Adjusted earnings per share were 39 cents in the first quarter, beating analysts' consensus of 36 cents a share. Analysts attributed the beat to stronger-than-expected earnings in North America and at Ford Credit, the company's financing arm.

"The results were solid but it was a tough comparison" to last year's first-quarter results, Ford Chief Financial Officer Bob Shanks said on Thursday.

The Dearborn, Mich., auto maker faced headwinds at home and abroad with lower sales in China, an unfavorable exchange-rate impact in Europe due to Brexit and a tougher market in the U.S., where new-car demand is cooling after seven years of uninterrupted growth.

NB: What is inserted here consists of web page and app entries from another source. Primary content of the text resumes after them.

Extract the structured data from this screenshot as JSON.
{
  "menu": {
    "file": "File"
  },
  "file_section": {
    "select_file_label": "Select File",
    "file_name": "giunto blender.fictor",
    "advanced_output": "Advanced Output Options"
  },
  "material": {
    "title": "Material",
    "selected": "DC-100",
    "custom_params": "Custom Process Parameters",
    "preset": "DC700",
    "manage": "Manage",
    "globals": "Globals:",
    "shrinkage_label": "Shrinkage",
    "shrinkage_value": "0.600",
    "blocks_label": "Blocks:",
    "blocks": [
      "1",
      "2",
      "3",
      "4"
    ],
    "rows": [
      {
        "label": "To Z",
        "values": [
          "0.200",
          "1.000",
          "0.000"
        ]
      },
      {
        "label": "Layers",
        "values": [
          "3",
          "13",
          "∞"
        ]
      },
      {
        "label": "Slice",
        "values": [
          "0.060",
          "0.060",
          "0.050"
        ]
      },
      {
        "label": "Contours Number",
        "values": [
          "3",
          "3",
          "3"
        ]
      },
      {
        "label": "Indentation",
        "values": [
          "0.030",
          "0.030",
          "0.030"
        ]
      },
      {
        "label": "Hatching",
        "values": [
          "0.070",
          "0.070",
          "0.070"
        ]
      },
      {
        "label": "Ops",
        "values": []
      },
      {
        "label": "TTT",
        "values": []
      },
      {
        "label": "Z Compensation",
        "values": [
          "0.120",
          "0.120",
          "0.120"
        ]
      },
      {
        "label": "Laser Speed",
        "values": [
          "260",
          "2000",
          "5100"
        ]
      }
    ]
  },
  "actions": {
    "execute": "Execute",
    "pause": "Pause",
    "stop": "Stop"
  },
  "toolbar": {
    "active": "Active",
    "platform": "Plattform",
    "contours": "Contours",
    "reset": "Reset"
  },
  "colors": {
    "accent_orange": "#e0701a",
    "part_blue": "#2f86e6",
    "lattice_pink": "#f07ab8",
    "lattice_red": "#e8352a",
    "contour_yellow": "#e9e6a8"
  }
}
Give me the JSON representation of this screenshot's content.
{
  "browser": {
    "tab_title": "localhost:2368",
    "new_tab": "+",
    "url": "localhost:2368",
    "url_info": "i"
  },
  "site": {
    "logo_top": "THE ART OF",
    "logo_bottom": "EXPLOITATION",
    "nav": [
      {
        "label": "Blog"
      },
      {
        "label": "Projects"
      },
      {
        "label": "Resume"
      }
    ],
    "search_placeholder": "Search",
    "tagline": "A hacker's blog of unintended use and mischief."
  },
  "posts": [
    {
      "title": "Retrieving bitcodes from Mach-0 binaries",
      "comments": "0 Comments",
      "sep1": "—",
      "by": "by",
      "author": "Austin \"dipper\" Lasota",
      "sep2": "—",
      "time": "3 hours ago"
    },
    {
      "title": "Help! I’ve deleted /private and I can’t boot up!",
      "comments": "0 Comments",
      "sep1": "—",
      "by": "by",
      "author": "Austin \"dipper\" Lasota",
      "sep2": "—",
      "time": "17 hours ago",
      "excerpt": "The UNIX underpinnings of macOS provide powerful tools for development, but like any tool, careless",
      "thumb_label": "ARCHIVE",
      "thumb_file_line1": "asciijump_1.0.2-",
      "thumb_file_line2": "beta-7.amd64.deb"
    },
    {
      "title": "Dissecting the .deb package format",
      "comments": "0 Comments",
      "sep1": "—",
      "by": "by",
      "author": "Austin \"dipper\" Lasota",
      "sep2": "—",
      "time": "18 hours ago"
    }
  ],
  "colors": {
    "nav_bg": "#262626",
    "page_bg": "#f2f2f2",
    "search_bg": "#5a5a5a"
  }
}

Mr. Shanks described the just-ended quarter as Ford's "toughest" this year and expects results to be flat "in aggregate" over the remaining three quarters.

Revenue for the first-quarter increased by 4% to $39.1 billion, driven by a favorable mix of more profitable pickups trucks and SUVs.

Ford is coming off one of its most profitable periods in history with its North American business benefiting from two years of record sales growth in the U.S. auto industry and surging demand for its highly lucrative trucks and SUVs amid low gasoline prices.

Ford earned a historically high $10.4 billion in operating profits last year but results were down slightly from 2015's record of $10.8 billion.

Company executives are forecasting leaner profits this year, confirming full-year operating guidance on Thursday of $9 billion for 2017.

Ford plans to cut $3 billion in costs this year and expects profits to rebound in 2018, driven by continued strengthen in the U.S. pickup truck market, the roll out of two new full-size SUVs and improving results at Ford Credit.

Ford's first-quarter adjusted pretax profits were down 42% to $2.2 billion, dinged by a $295 million recall expense disclosed in March covering nearly a half-million vehicles with fire risks and faulty door latches. This was the second time in less than a year that safety concerns have hurt the bottom line.

Operating profits for Ford's North American operations were $2 billion in the first-quarter, down 35% compared with the same period a year ago.

Margins also slipped in the first-quarter to 8.3% in the company's core North American business, from a lofty 12.9% a year ago. While transaction prices were up $1,971 per vehicle on strong demand for Ford's heavy-duty trucks, U.S. sales fell 4% in the first quarter and market share was down.

Higher interest rates and a steady decline in used-car values are also hurting vehicle affordability among U.S. consumers and making it more difficult for auto makers to continue offering the cheap leases that helped drive the recent U.S. sales boom.

In Europe, Ford posted a pretax profit of $176 million compared with $434 million in the same year-ago period, with exchange-rate and Brexit headwinds offsetting higher sales volumes.

In Asia Pacific, Ford recorded a $124 million operating profit, down from $220 million a year ago, as the auto maker continued to struggle with cooling new-car demand and the expiration of a tax subsidy on small-engine vehicles last year.

Ford's operating loss in South America continued, with the auto maker reporting $244 million in red ink for the just-ended quarter, compared with $256 in the same year-ago period.

Write to Adrienne Roberts at Adrienne.Roberts@wsj.com and Christina Rogers at christina.rogers@wsj.com

(END) Dow Jones Newswires

April 27, 2017 11:40 ET (15:40 GMT)